Our conversation winds back and forth between us, mundane snippets of this or that. I imagine our headlights swooshing through the dark, as the two of us rush home in all that darkness, to the youngest sister at home, cooking sausage and potatoes, the kitchen warm and redolent with baking squash and maple syrup.

Afterwards, we go out for a walk in the deepening cold, under the brilliantly beautiful starlight, until eventually the cold drives us back under our warm roof again.

Oh, God, make small
The old star-eaten blanket of the sky,
That I may fold it round me and in comfort lie.

— T. E. Hulme

Why Memories?

I’ve never been a woman to “make memories” or cherish photo albums, but here’s the thing: memory and story are so intertwined. The other night, eating dinner around a fire with the parents of my brother’s girlfriend, we began stitching our baggy and cumbersome story into their long and craggy story.

The daylight dispersed, dark pressed in around us, rain began falling in sprinkles, and still, patiently, back and forth, question by curious question, we kept at it.
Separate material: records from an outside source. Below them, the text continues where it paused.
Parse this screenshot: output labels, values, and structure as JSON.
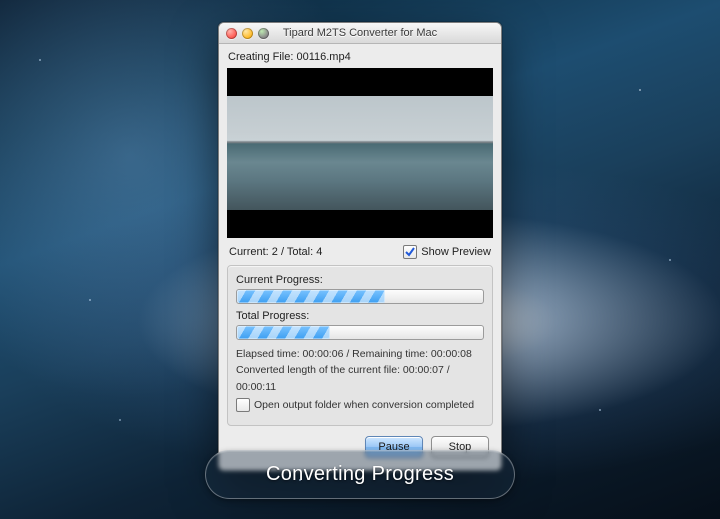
{
  "window": {
    "title": "Tipard M2TS Converter for Mac",
    "creating_file_label": "Creating File: 00116.mp4",
    "counter_text": "Current: 2 / Total: 4",
    "show_preview_label": "Show Preview",
    "show_preview_checked": true
  },
  "progress": {
    "current_label": "Current Progress:",
    "current_pct": 60,
    "total_label": "Total Progress:",
    "total_pct": 38,
    "elapsed_remaining": "Elapsed time: 00:00:06 / Remaining time: 00:00:08",
    "converted_length": "Converted length of the current file: 00:00:07 / 00:00:11",
    "open_folder_label": "Open output folder when conversion completed",
    "open_folder_checked": false
  },
  "buttons": {
    "pause": "Pause",
    "stop": "Stop"
  },
  "caption": "Converting Progress"
}
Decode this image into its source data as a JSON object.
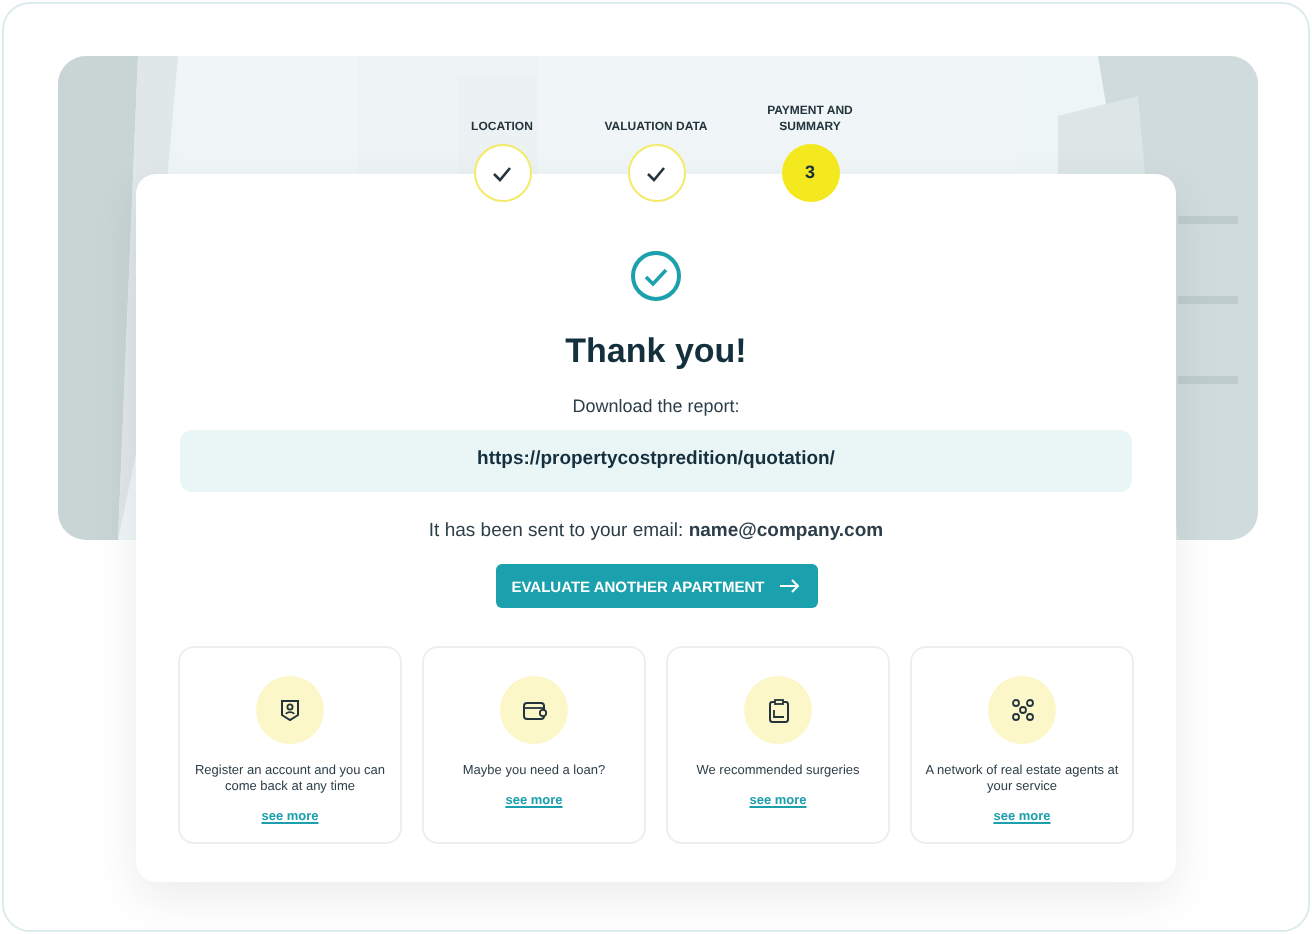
{
  "steps": [
    {
      "label": "LOCATION",
      "completed": true
    },
    {
      "label": "VALUATION DATA",
      "completed": true
    },
    {
      "label": "PAYMENT AND SUMMARY",
      "completed": false,
      "number": "3"
    }
  ],
  "result": {
    "title": "Thank you!",
    "download_label": "Download the report:",
    "report_url": "https://propertycostpredition/quotation/",
    "email_note": "It has been sent to your email: **name@company.com**",
    "button": "EVALUATE ANOTHER APARTMENT"
  },
  "features": [
    {
      "kind": "account",
      "text": "Register an account and you can come back at any time",
      "link": "see more"
    },
    {
      "kind": "loan",
      "text": "Maybe you need a loan?",
      "link": "see more"
    },
    {
      "kind": "clipboard",
      "text": "We recommended surgeries",
      "link": "see more"
    },
    {
      "kind": "network",
      "text": "A network of real estate agents at your service",
      "link": "see more"
    }
  ]
}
Come January, sea fog, a curious barred owl, driving through a pounding rainstorm — these elements of August days we’ll remember in January.

I see nothing in space as promising as the view from a Ferris wheel.

E.B. White



Crisis of Faith

Exiting the interstate at midnight last night in rainy St. Johnsbury, it’s just me in my little silver car, the strange combination of lonely hearts’ radio and tinny country music, and that profound country Vermont darkness. That stretch of interstate rims the outer edge of utter nowhere.

Year ago, returning from a trip to my sister and her husband and their hospital-bound infant, my brother and I had trouble finding his snow-covered truck in the New Hampshire airport parking lot. Maybe it was midnight already, maybe not, but we certainly passed it, driving north on the interstate, where we stopped at a gas station and bought (and drank) terrible coffee. We were so tired we laughed until we were too tired to laugh, and then too tired to talk. Finally, at his house, his wife sat on the stairs and offered us take-out Indian food. I lay on the kitchen floor. Possibly, I even slept there, in a pile of boots and cat food bowls.

The next day, my friend and her 4-year-old drove over the White Mountains in a snowstorm to bring me home to my family — and my four-year-old. At the top of the Crawford pass, I got out of the pickup and brushed snow from the windshield and stood for a moment in all that white, not sure entirely where the unplowed road lay.

But I got back in. Her son waited patiently in his carseat between us. She kept driving. What else could we do? We couldn’t stay there. And, that, perhaps, is all I ever needed to learn about faith.

Miraculously, the snow lessened as we neared the Connecticut River, heading home.


Return From Hibernation

On this unsurpassable, sunny, snow-melting April afternoon, I prop open the library door and stand on the walk. My patrons — a teenage boy, a near retirement age woman — stand there with me, the three of us collectively thinking, what the fuck?!  about this winter — as if a months-long temper tantrum has just passed by.

The school field is still a foot-rich with snow.

Later, as the evening cools, I walk through the crusty patches of remaining snow behind the house, discover there’s a patch of the garden open where I may plant my pea seeds.

I’m back in the cemetery, in my own sacred spot in this town. From the crest, I see the Dollar General with its faux brick and Woodbury Mountain, where bear live. Someone in the trailer park nearly concealed in a hollow is burning something, and smoke rings the mountain’s base. Overhead, a hawk catches an air current so fine the raptor sails out of my sight without a single flap of its wing.

The world? Moonlit
Drops shaken
From the crane’s bill.

— Eihei Dōgen

spring kid crafts